Mark Mobius has urged the buy-side to ‘get away from the index’ and take advantage of active management opportunities which await in emerging markets.
The renowned emerging markets expert said the trend to follow the index was one of the reasons he left his famed role at Franklin Templeton Investments.
“The whole idea of us active investors now is to get away from the index, and one of the reasons why I decided to leave Franklin Templeton was that we were always being forced to lean towards the index,” said Mobius, speaking at TradeTech Europe.
“We say we’re active managers but we go into a closet and track beta, now we can say ‘we’re not tracking the index at all, we can have 20% in Egypt if we want’.”
“We’re looking at the Nigerians, Kenyans, smaller markets which the indices will not follow. The pool of money is growing, there’s no doubt about that, it’s about where the allocation will be.”
Despite a major uptick in passive management in emerging markets year-to-date coinciding with a downturn in active management, Mobius also predicted a change of fortunes, citing recent meetings with investors in the US.
“The gap between flows of funds active and passive shows you that there is a tremendous opportunity in active,” Mobius added.
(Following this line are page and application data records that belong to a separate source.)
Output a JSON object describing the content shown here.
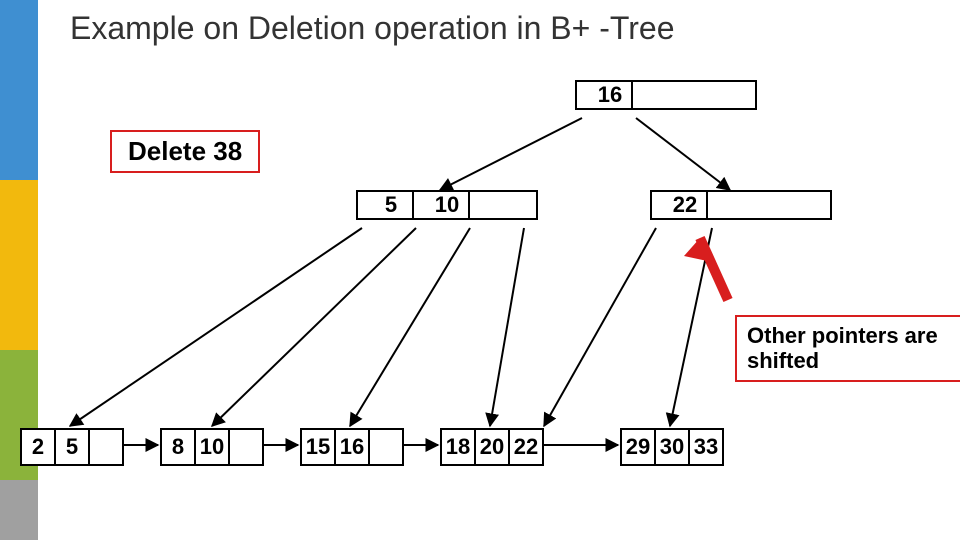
{
  "title": "Example on Deletion operation in B+ -Tree",
  "operation_label": "Delete 38",
  "annotation": "Other pointers are shifted",
  "root": {
    "keys": [
      "16",
      "",
      ""
    ]
  },
  "internal": {
    "left": {
      "keys": [
        "5",
        "10",
        ""
      ]
    },
    "right": {
      "keys": [
        "22",
        "",
        ""
      ]
    }
  },
  "leaves": [
    {
      "cells": [
        "2",
        "5",
        ""
      ]
    },
    {
      "cells": [
        "8",
        "10",
        ""
      ]
    },
    {
      "cells": [
        "15",
        "16",
        ""
      ]
    },
    {
      "cells": [
        "18",
        "20",
        "22"
      ]
    },
    {
      "cells": [
        "29",
        "30",
        "33"
      ]
    }
  ]
}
“This is what we are finding with our clients: I was amazed by the eagerness – I was in the US recently with various pension funds and family offices – because they said they’ve followed these ETFs and now need something specialised and active.”
Speaking with Michael Fidance, head, CEEMEA sales trading at HSBC, the two discussed a range of emerging markets including India and China, with Mobius having high hopes for the former.
“The amount of IPO activity we expect in India will be equal to China,” Mobius added. “China is the big boy in this space mainly because of the index activity. Look at the ETF flows its going into China because it has a heavier weighting in the index. But that’s just a temporary activity because India is coming up very quickly.
China has been the big focus for emerging markets given its market liberalisation, along with a higher weighting of inclusion within the MSCI index.
China’s A-shares will increase to 20% of MSCI’s Emerging Market Index; making the total passive inflows into China to top $600 billion, while regulatory and market infrastructure changes are also increasing access to RMB- denominated assets.
The TRADE is set to publish a special emerging markets supplement later this month, in association with HSBC, and part of the focus in the issue is on the variable liquidity in emerging markets. Index inclusion, along with market reforms, is something which can have a major impact, making effective liquidity management in emerging markets critical for investment firms, particularly those operating under regulated UCITS banners.
“Liquidity is a major problem, which is why when we sign up a client we tell them to be ready to hang this money up for the next five years,” commented Mobius.
“The interesting thing now is that a lot of the issues from emerging markets are finding their way into the London and New York markets,” he added, referring to Alibaba’s listing on the New York Stock Exchange.